Langston Hughes | Criticism

This literature criticism consists of approximately 11 pages of analysis & critique of Langston Hughes.
This section contains 2,711 words
(approx. 10 pages at 300 words per page)
Buy the Critical Essay by Kalamu ya Salaam

SOURCE: ya Salaam, Kalamu. “Langston Hughes: A Poet Supreme.” In The Furious Flowering of African American Poetry, edited by Joanne V. Gabbin, pp. 17-24. Charlottesville, Va.: University Press of Virginia, 1999.

In the following essay, ya Salaam offers an analysis of Montage of a Dream Deferred to support his praise of Hughes as a prime innovator and creative force in the development of black poetry.

For the purposes of this essay, black poetry is poetry that (1) is grounded in the black experience; (2) utilizes black music as a structural or emulative model; and (3) “consciously” transforms the prevailing standards of poetry through an iconoclastic and innovative use of language.

No poet better carries the mantle of model and innovator than Langston Hughes, the prolific Duke Ellington of black poetry.
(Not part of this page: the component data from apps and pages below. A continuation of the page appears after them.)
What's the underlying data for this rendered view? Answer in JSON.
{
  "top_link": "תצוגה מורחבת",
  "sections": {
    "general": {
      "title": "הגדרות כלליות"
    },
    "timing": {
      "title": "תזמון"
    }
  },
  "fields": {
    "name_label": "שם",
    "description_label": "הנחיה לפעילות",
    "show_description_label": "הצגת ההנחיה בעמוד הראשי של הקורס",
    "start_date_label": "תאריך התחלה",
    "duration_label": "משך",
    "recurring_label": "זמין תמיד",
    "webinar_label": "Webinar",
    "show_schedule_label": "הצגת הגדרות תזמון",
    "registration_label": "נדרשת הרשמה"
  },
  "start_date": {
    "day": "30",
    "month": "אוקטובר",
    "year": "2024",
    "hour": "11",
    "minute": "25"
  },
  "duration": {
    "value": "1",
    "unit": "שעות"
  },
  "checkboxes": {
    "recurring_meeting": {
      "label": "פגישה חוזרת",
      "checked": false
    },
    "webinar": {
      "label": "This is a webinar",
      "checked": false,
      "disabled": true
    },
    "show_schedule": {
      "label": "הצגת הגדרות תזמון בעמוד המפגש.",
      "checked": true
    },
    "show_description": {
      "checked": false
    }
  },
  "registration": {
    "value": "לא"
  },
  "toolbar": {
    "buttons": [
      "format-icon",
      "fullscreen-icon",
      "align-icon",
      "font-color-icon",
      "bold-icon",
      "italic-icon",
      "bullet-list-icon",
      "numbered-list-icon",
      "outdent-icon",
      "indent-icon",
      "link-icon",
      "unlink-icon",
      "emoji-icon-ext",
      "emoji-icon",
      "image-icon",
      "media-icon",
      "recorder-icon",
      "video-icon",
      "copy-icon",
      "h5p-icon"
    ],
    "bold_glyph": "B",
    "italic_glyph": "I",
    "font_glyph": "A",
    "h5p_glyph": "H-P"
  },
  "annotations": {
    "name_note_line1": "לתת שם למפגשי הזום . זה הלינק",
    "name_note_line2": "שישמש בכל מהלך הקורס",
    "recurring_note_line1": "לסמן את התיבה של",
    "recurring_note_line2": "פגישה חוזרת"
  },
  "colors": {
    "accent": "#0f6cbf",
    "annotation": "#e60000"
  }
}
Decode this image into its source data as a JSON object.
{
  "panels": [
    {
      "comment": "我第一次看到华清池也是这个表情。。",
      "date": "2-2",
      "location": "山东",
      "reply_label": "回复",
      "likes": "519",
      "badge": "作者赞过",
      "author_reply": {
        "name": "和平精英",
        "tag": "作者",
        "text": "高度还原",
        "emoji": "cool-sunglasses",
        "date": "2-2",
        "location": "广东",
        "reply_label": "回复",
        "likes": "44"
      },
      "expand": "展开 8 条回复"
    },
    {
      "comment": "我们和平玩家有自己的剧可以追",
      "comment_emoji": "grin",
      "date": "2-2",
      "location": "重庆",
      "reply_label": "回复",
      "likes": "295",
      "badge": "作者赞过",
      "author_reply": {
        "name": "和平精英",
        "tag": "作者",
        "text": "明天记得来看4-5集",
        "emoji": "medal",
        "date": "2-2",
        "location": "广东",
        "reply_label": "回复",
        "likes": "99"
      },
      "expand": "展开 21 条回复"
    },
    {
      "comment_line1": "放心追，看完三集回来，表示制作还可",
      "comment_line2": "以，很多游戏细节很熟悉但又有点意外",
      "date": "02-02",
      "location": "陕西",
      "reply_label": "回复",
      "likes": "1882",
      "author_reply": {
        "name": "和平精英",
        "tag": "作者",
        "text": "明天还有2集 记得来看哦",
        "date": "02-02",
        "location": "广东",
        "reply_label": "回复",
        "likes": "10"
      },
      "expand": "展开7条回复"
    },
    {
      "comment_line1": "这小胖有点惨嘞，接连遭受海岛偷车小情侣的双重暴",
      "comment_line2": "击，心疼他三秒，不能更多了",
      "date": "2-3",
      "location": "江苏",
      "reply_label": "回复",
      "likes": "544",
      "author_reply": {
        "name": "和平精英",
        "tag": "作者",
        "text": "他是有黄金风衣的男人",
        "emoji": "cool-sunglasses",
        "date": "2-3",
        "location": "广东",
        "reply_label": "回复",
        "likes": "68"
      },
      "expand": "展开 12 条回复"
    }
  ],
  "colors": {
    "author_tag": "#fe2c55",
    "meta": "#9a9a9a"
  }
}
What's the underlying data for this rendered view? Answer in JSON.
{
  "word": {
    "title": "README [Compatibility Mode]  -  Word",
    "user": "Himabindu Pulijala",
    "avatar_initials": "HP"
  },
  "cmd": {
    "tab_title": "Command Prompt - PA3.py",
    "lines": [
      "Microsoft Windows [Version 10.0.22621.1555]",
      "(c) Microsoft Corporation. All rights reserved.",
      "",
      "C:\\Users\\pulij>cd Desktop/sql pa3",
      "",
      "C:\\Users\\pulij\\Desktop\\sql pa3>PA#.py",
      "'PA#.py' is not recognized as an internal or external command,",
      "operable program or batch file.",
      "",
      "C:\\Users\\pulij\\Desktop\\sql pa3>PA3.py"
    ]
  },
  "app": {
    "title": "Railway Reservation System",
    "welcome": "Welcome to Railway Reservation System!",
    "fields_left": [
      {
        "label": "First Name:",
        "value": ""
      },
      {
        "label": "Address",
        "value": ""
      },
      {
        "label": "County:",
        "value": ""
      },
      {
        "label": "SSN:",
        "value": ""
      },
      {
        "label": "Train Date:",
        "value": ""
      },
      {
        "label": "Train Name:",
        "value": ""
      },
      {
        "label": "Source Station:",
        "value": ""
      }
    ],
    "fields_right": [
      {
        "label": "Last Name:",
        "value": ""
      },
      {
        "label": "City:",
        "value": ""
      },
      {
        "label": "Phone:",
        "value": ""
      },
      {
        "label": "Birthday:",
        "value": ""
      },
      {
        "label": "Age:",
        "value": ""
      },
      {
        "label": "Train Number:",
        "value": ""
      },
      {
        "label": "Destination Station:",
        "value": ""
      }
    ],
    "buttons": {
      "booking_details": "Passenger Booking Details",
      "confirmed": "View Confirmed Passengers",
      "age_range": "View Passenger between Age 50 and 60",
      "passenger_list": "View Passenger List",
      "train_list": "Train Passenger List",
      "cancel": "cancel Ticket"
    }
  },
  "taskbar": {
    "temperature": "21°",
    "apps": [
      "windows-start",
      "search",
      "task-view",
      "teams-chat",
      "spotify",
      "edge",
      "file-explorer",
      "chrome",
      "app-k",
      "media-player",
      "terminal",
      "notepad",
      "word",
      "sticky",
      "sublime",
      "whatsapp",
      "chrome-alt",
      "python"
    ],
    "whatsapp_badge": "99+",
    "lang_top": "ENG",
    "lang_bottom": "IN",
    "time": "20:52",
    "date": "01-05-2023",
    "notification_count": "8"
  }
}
Hughes's output alone is staggering. During his lifetime, he published over eight hundred poems. Moreover, he single-handedly defined “blues poetry” and is...

(read more)

This section contains 2,711 words
(approx. 10 pages at 300 words per page)
Buy the Critical Essay by Kalamu ya Salaam
Copyrights
Gale
Critical Essay by Kalamu ya Salaam from Gale. ©2005-2006 Thomson Gale, a part of the Thomson Corporation. All rights reserved.
Follow Us on Facebook